# Web page and app entries
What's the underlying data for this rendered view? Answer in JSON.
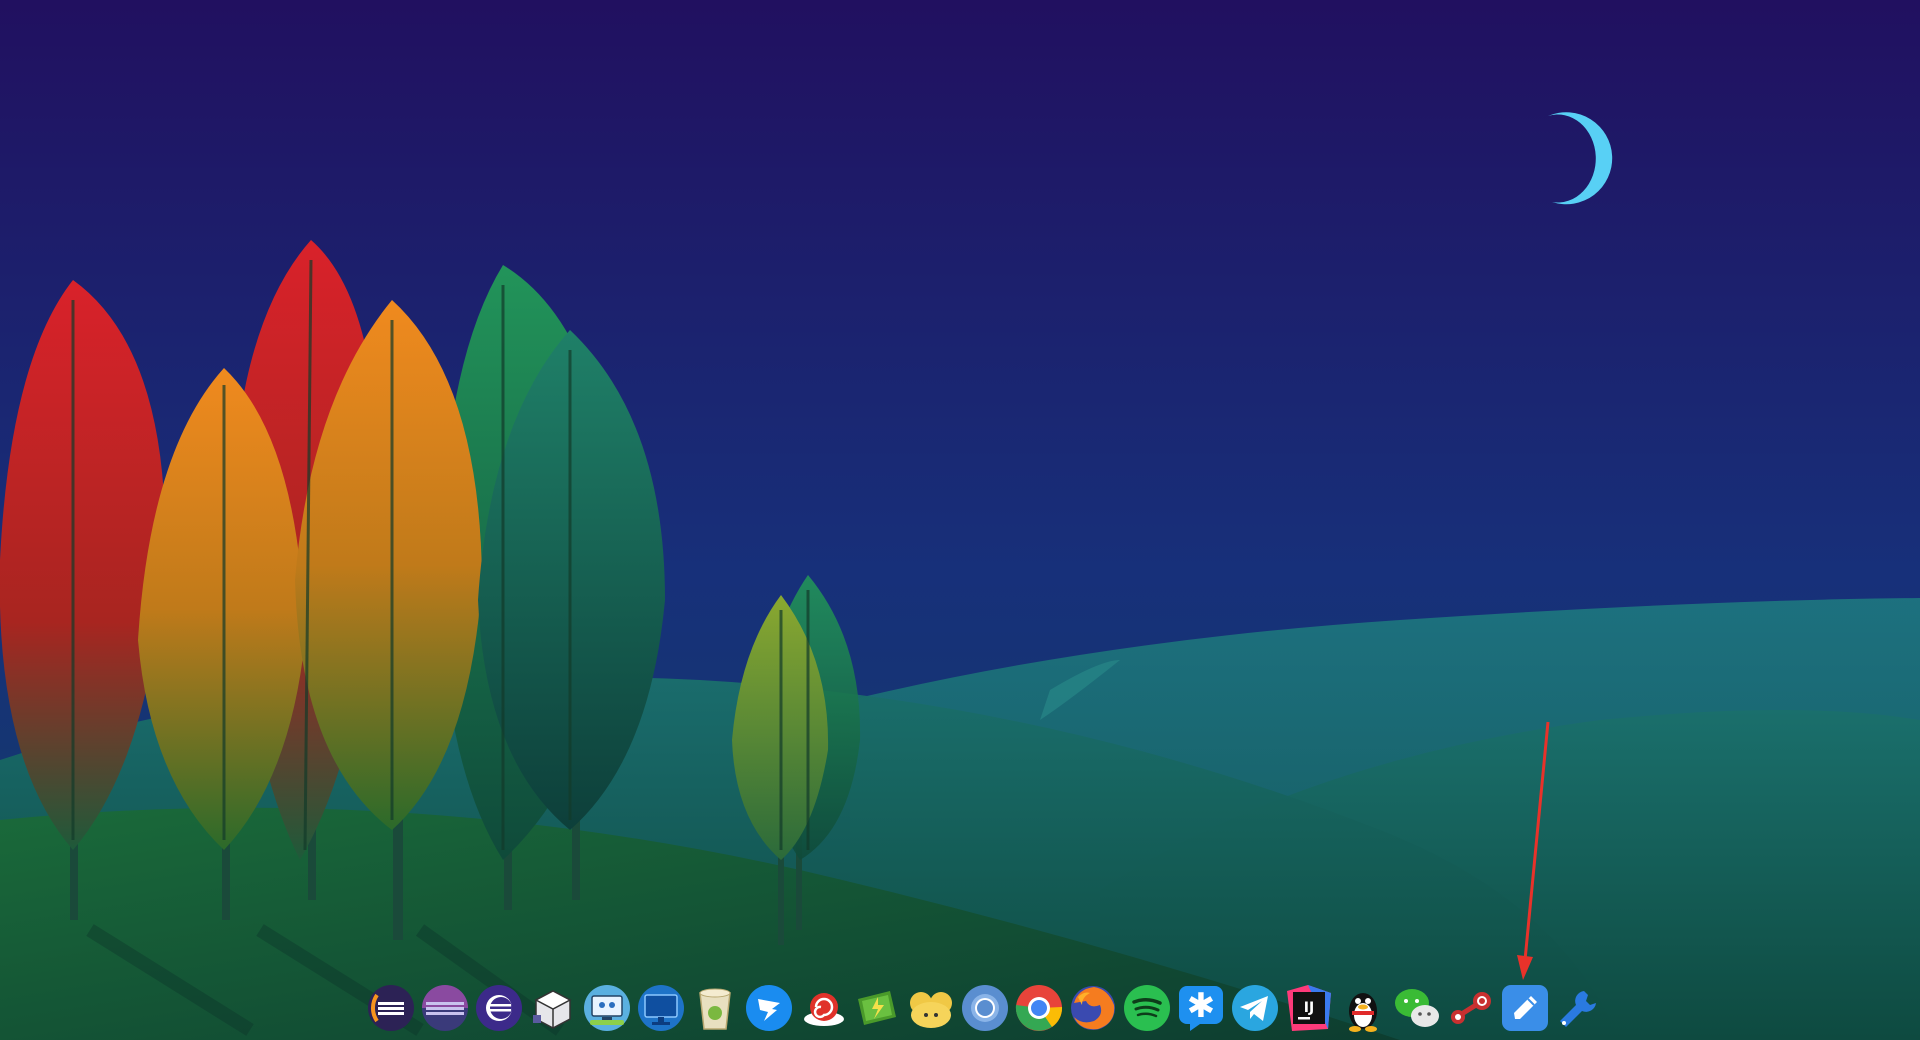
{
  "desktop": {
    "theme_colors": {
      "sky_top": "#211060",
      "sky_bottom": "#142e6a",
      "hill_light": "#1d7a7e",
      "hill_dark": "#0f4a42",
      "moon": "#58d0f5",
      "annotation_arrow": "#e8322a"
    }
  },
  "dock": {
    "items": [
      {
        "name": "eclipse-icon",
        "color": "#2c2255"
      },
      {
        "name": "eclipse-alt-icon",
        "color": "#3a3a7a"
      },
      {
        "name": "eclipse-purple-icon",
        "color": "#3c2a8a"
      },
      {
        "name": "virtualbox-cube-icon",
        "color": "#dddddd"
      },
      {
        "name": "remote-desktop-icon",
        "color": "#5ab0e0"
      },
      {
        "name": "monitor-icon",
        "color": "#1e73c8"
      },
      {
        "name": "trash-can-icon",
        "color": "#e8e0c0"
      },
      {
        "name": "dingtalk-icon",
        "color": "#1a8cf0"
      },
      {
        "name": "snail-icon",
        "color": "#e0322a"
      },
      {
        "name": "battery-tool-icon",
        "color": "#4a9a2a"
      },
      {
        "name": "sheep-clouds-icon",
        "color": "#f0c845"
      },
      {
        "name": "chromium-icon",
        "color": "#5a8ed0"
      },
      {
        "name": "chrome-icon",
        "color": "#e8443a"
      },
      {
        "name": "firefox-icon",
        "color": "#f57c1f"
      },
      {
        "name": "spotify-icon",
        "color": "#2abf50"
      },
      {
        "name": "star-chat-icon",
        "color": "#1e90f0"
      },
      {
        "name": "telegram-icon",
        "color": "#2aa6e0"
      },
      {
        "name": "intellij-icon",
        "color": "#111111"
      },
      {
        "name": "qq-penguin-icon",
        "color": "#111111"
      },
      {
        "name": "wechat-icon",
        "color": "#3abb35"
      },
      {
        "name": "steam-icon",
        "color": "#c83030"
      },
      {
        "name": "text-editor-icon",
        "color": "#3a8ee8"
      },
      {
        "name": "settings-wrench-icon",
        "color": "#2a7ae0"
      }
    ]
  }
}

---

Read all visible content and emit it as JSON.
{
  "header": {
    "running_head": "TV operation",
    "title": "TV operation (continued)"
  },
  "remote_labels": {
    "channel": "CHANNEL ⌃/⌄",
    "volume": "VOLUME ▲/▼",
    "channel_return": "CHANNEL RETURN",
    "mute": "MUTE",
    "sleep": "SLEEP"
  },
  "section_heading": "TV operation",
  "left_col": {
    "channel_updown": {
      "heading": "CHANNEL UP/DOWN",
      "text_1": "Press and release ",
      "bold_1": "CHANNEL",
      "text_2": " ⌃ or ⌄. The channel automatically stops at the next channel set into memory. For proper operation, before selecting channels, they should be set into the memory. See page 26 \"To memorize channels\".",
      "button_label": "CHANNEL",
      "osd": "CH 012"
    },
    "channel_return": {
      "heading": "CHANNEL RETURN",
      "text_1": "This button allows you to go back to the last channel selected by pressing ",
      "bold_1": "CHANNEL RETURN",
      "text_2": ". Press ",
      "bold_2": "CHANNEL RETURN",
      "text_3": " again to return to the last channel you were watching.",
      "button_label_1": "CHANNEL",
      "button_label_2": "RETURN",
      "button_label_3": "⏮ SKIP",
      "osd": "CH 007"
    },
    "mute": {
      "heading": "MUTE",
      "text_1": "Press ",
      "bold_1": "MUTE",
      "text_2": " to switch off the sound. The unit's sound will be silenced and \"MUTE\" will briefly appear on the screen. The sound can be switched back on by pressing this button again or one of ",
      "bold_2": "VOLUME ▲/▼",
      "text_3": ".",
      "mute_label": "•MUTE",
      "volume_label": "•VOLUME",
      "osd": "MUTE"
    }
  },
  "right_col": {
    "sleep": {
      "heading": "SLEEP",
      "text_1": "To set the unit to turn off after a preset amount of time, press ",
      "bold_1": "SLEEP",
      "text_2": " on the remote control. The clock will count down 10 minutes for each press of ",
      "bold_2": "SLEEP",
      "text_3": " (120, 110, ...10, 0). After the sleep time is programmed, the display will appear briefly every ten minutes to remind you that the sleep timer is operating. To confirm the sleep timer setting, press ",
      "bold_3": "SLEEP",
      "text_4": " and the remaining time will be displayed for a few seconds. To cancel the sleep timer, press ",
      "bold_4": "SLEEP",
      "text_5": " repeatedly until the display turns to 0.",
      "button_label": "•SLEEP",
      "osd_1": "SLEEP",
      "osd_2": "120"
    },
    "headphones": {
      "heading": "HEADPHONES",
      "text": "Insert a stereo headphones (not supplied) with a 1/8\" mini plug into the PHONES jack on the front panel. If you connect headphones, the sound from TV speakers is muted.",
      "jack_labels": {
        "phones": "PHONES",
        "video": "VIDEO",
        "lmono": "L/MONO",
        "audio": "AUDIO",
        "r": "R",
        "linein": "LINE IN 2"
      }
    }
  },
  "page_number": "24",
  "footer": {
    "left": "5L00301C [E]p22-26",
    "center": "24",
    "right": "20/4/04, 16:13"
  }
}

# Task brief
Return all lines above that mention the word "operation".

# Output of the task
    "running_head": "TV operation",
    "title": "TV operation (continued)"
  "section_heading": "TV operation",
      "text_2": " ⌃ or ⌄. The channel automatically stops at the next channel set into memory. For proper operation, before selecting channels, they should be set into the memory. See page 26 \"To memorize channels\".",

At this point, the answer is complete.